I am good at video games, a fact known by anyone familiar with me. This fact is responsible for two traits of my character I am very knowledgeable about, and one I had little or no idea existed until very recently.

The first two are straightforward, though I won't go into deep explanation. To summarize, my stubborn, never-say-die challenges against players better than me is one trait, and the second is my inability to focus on any one pursuit/choice within a given game. I have known for a while the madness which spawned these characteristics, and they have long since ceased to surprise me.

Recently, however, my joining the StarCraft II Beta confronted me with an aspect of my character I had never seen before.

Despite my general quick acclimation to new games, good reflexes, past experience and stubbornness, I found myself fearful of actually testing my abilities against other people. I could not understand what was wrong with me. Why would I have any reason to be afraid to find out where I stood? If I was better than everyone, no big deal. If I was a terrible player, even better. I had no reason I knew of to be in a catatonic state of terror.

Eventually, after forcing myself through the obstacle, I understood. What I feared was the unknown, a genre I hadn't touched seriously in a decade. The fact that my brother proved head and shoulders better than me in both the original and StarCraft II didn't bother me directly, but it opened the door to doubts. I doubted whether I would be any good, whether I would learn and improve, and most critically whether I would live up to my name and history.

I was unknowingly wrapped up in the mythos of Me, the Undeniably Awesome Gamer. StarCraft II represented a grave threat to my understanding of me as a good gamer. I have failed utterly at other games and genres, but I never was particularly serious about them so they didn't matter (I'm on to you and your tricky oceans, Ace Combat). StarCraft II, however, whispered to me sweet, sickening invitations to prove myself a sham.

Afraid I would turn out to be normal, I shied away, forgetting that everyone starts a new or forgotten genre a complete nub and goes from there.
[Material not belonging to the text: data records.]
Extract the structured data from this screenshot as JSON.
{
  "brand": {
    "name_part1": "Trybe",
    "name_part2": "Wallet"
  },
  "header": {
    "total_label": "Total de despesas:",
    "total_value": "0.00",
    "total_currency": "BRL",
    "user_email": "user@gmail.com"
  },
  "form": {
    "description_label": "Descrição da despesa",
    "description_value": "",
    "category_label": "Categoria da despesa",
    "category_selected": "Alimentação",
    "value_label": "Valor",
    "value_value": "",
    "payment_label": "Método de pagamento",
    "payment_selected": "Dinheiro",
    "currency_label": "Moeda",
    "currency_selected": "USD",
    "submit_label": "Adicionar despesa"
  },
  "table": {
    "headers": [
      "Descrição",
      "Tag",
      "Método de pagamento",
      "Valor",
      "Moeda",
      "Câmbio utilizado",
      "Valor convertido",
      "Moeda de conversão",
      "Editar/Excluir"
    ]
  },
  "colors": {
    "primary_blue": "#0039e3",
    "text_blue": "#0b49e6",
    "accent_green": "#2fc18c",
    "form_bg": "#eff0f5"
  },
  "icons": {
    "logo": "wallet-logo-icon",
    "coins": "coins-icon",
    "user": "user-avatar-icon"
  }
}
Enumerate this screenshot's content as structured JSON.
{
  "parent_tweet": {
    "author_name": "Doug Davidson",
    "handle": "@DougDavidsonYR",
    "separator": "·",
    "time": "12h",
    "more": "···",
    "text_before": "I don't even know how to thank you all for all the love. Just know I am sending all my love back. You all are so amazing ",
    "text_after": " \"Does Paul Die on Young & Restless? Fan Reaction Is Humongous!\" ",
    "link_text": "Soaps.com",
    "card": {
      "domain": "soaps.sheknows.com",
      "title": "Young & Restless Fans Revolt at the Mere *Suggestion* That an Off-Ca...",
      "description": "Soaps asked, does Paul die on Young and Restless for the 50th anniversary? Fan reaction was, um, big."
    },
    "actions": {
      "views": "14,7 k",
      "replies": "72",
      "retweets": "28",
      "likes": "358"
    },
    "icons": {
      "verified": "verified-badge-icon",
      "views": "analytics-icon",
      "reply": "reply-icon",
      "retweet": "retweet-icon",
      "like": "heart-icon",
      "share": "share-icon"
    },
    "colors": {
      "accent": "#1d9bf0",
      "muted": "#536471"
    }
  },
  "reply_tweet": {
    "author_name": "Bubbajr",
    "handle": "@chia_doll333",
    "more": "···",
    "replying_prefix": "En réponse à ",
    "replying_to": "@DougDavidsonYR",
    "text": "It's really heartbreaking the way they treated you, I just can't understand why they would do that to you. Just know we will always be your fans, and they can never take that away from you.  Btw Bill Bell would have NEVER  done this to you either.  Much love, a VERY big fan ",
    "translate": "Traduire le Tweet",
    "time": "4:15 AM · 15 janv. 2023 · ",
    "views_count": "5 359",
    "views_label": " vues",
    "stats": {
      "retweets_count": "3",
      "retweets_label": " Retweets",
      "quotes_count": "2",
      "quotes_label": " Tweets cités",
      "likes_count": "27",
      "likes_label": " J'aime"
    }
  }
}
As it turns out, everyone includes me.

Having gotten over myself, we'll see if I can't turn up the learning machine and become a kick butt player. In the mean time, I'll sit in the Bronze loser's league and nub it up.


Scott said...

I'm so bad at competitive gaming, it's pathetic. Plus, I don't have enough time to get good, so I avoid competitive multiplayer gaming for the most part. It's unfortunate, because I know it would be fun, but what can I do?

360 Trooper said...

Do what I do and stick to single player for the rest of forever.